The drag from inflation

After a sustained period of relatively benign levels, inflation in most economies is reaching its highest rate in decades. Businesses and consumers are reacting, but with no recent experience of inflation levels of 10%, 15% or higher, inflation is having an unsettling effect on confidence and, consequently, demand.

Consumer confidence in China and the United States has declined rapidly. In Europe, it has fallen 15 months in a row, before plateauing in August. At the same time, purchasing managers indices (PMIs) for construction and manufacturing are pointing to a rise in raw materials costs and a drop in future orders. However, slower output from these sectors is not clearly visible yet, implying weaker business sentiment will develop in the near-term months.

Fuel prices are a drag on sentiment and forecasts.

The main push for inflation comes from energy costs, specifically petroleum and natural gas, and food prices. 

The energy transition will help move demand away from fossil fuels and so bring down prices of oil and gas, but not meaningfully in the immediate future. High fuel prices are also driving up food production costs. Both fuel and food costs are related to the Ukraine-Russian conflict, but other factors, such as China’s ‘zero-tolerance’ policies to Covid-19 breakouts, are also contributing.

Now in its seventh month, the prospects of a protracted war in Ukraine are seeping into growth expectations. Even with the restart of limited agricultural produce shipments from Ukraine and Russia still being able to sell its oil, the loss of capacities and the disruptions to supply are significant. 

Brent prices might be coming down, which is reflected in lower prices at the pumps. However, energy is still responsible for strong inflationary pressures and, with winter approaching, casts a pall over sentiment and economic growth.

Inflation is yet to peak and will be an increasing drag on sentiment and economic growth. Inflation is mentioned explicitly as one of the contributory factors for the World Economic Forum (WEF) downgrading GDP growth for next year in most major markets in their latest update. The WEF is not alone in scaling back on its growth expectations.

Gloomy outlook for economic growth

The coming months will provide greater clarity on the depth of the economic slowdowns that will likely be experienced in 2023 and 2024. Forward indicators, consumer confidence and inflation, are all pointing to a negative picture. Action by central banks and governments could reduce the scale of the downturns but will almost certainly not be able to avoid them entirely.

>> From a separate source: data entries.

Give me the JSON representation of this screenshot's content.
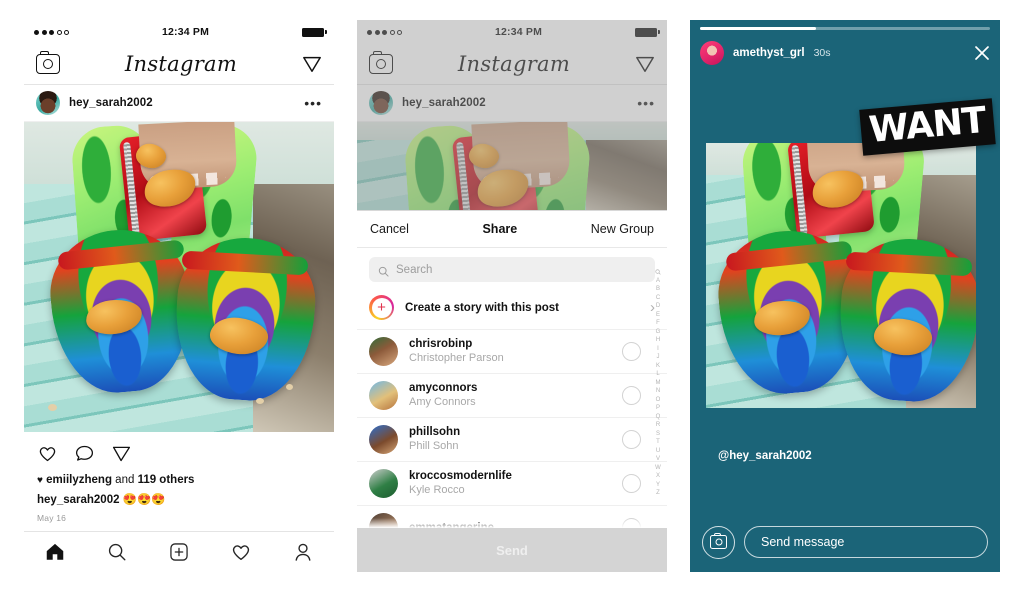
{
  "panels": {
    "feed": {
      "status_bar": {
        "time": "12:34 PM",
        "signal_icon": "signal-dots-icon",
        "battery_icon": "battery-full-icon"
      },
      "app_bar": {
        "camera_icon": "camera-icon",
        "logo": "Instagram",
        "direct_icon": "direct-share-icon"
      },
      "post": {
        "avatar": "user-avatar",
        "username": "hey_sarah2002",
        "more_icon": "more-options-icon",
        "photo_alt": "tie-dye crocs with chicken nugget charms on a mint bench",
        "actions": {
          "like": "heart-icon",
          "comment": "comment-icon",
          "share": "share-icon"
        },
        "likes_prefix": "♥",
        "likes_user": "emiilyzheng",
        "likes_middle": "and",
        "likes_rest": "119 others",
        "caption_user": "hey_sarah2002",
        "caption_text": "😍😍😍",
        "date": "May 16"
      },
      "tab_bar": {
        "items": [
          {
            "name": "home-tab",
            "icon": "home-icon",
            "active": true
          },
          {
            "name": "search-tab",
            "icon": "search-icon",
            "active": false
          },
          {
            "name": "new-post-tab",
            "icon": "plus-box-icon",
            "active": false
          },
          {
            "name": "activity-tab",
            "icon": "heart-icon",
            "active": false
          },
          {
            "name": "profile-tab",
            "icon": "person-icon",
            "active": false
          }
        ]
      }
    },
    "share": {
      "status_bar": {
        "time": "12:34 PM"
      },
      "app_bar": {
        "logo": "Instagram"
      },
      "post": {
        "username": "hey_sarah2002"
      },
      "sheet": {
        "cancel_label": "Cancel",
        "title": "Share",
        "new_group_label": "New Group",
        "search_placeholder": "Search",
        "search_icon": "search-icon",
        "create_story_label": "Create a story with this post",
        "create_story_icon": "story-plus-icon",
        "chevron_icon": "chevron-right-icon",
        "contacts": [
          {
            "username": "chrisrobinp",
            "fullname": "Christopher Parson",
            "selected": false
          },
          {
            "username": "amyconnors",
            "fullname": "Amy Connors",
            "selected": false
          },
          {
            "username": "phillsohn",
            "fullname": "Phill Sohn",
            "selected": false
          },
          {
            "username": "kroccosmodernlife",
            "fullname": "Kyle Rocco",
            "selected": false
          },
          {
            "username": "emmatangerine",
            "fullname": "",
            "selected": false
          }
        ],
        "alphabet_index": [
          "A",
          "B",
          "C",
          "D",
          "E",
          "F",
          "G",
          "H",
          "I",
          "J",
          "K",
          "L",
          "M",
          "N",
          "O",
          "P",
          "Q",
          "R",
          "S",
          "T",
          "U",
          "V",
          "W",
          "X",
          "Y",
          "Z"
        ],
        "send_label": "Send",
        "send_enabled": false
      }
    },
    "story": {
      "background_color": "#1b6478",
      "progress_percent": 40,
      "avatar": "story-author-avatar",
      "username": "amethyst_grl",
      "timestamp": "30s",
      "close_icon": "close-icon",
      "sticker_text": "WANT",
      "handle_mention": "@hey_sarah2002",
      "camera_icon": "camera-icon",
      "message_placeholder": "Send message"
    }
  }
}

For now, economic growth has been partly held up by savings accrued over 2020 and 2021 and supply tightness in the jobs markets, which is keeping unemployment low. Strong indications that consumer spending is tailing off or that unemployment rates are on the rise will be a warning that further reductions in economic forecasts can be expected. 

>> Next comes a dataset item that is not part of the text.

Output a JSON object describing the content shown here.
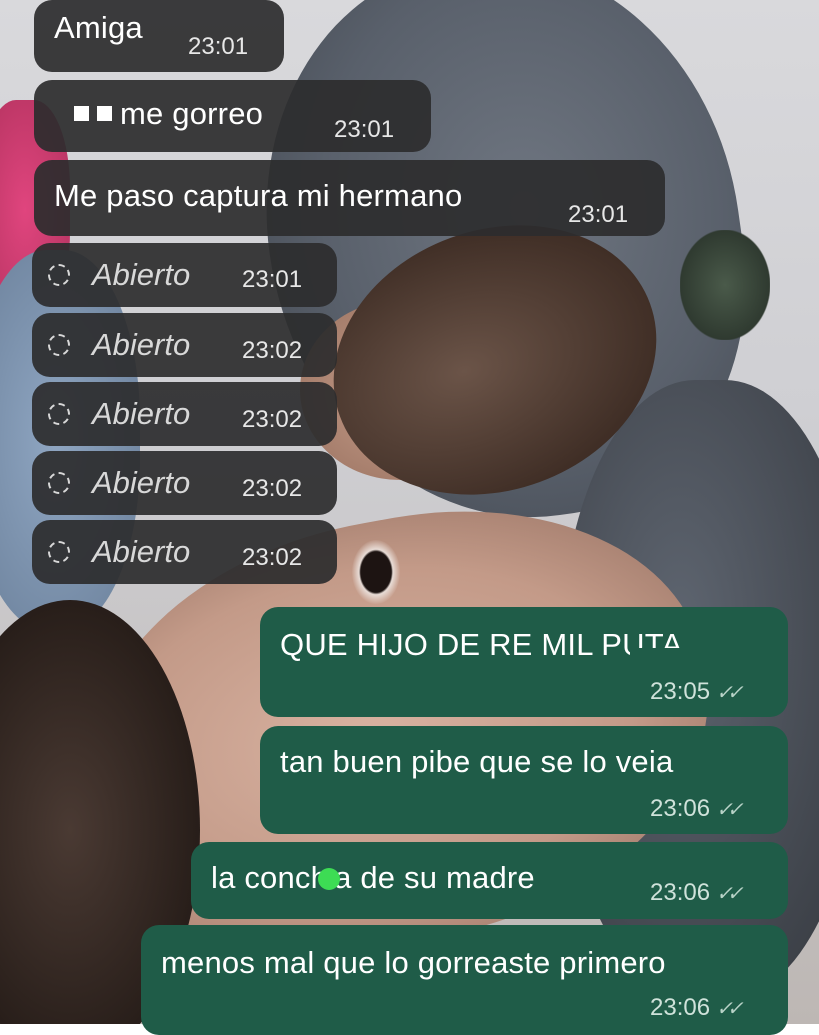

Overall, risks are overwhelmingly biased to the downside, with further economic downgrades highly likely.